WHAT IS BEING ASKED
In the data, find the word "each" and copy out every line that has it.

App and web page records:
..........
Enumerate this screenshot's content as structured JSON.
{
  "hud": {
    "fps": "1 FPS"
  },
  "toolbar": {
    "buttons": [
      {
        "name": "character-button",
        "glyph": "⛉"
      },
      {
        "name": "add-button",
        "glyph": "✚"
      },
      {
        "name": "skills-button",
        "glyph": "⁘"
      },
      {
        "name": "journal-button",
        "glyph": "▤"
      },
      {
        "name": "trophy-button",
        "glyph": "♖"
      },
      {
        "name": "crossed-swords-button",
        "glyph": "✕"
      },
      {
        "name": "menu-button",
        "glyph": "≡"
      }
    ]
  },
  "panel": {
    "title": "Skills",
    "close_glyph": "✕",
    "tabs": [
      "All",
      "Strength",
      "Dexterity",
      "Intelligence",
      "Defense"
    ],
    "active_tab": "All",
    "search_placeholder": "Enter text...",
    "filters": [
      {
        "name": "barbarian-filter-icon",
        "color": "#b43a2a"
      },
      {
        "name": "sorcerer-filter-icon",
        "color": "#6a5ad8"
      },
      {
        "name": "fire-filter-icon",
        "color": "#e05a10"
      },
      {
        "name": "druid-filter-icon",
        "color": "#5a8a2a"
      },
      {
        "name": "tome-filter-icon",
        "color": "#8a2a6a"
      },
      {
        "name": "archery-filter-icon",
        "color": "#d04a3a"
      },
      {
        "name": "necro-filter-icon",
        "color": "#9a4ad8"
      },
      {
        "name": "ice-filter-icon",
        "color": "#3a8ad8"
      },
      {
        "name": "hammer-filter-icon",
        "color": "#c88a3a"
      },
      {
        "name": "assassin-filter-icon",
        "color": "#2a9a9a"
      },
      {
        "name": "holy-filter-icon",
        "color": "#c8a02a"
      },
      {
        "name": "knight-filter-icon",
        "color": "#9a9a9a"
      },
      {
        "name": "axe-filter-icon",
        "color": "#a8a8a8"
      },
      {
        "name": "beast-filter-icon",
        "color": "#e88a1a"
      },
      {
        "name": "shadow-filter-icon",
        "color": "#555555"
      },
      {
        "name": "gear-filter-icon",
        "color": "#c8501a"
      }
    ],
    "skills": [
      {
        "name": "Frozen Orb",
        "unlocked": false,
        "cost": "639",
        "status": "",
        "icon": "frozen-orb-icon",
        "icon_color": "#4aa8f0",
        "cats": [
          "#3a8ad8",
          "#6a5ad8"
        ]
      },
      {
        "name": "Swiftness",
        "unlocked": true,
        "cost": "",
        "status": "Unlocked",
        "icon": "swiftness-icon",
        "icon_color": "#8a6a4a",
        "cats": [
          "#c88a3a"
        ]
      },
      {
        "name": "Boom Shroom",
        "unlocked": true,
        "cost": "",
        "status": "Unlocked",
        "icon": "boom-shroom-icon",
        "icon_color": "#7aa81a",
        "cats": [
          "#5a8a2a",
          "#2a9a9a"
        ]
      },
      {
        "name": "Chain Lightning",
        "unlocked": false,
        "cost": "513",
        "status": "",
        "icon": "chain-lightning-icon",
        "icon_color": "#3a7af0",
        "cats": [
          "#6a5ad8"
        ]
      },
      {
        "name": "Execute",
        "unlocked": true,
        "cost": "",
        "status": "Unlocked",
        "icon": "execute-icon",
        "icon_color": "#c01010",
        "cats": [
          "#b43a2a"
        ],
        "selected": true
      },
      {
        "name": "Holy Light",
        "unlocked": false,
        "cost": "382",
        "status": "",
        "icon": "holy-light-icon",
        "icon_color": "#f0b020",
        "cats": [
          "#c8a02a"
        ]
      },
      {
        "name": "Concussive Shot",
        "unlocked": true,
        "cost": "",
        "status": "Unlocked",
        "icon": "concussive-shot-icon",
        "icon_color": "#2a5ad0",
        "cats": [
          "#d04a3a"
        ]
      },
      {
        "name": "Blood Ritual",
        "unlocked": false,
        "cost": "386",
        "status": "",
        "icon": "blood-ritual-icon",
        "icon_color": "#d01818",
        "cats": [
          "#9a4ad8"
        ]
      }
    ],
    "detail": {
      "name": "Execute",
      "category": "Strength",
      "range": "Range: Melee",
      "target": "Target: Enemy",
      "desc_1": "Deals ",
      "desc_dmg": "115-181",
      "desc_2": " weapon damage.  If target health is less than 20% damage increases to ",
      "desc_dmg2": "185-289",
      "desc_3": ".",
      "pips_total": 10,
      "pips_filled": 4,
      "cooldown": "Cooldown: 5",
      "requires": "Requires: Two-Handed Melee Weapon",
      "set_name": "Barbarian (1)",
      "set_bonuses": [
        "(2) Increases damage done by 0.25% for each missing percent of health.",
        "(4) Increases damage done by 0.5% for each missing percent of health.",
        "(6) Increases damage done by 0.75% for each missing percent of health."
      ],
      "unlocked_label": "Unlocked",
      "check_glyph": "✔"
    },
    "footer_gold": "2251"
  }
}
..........
RESULT OF THE TASK
        "(2) Increases damage done by 0.25% for each missing percent of health.",
        "(4) Increases damage done by 0.5% for each missing percent of health.",
        "(6) Increases damage done by 0.75% for each missing percent of health."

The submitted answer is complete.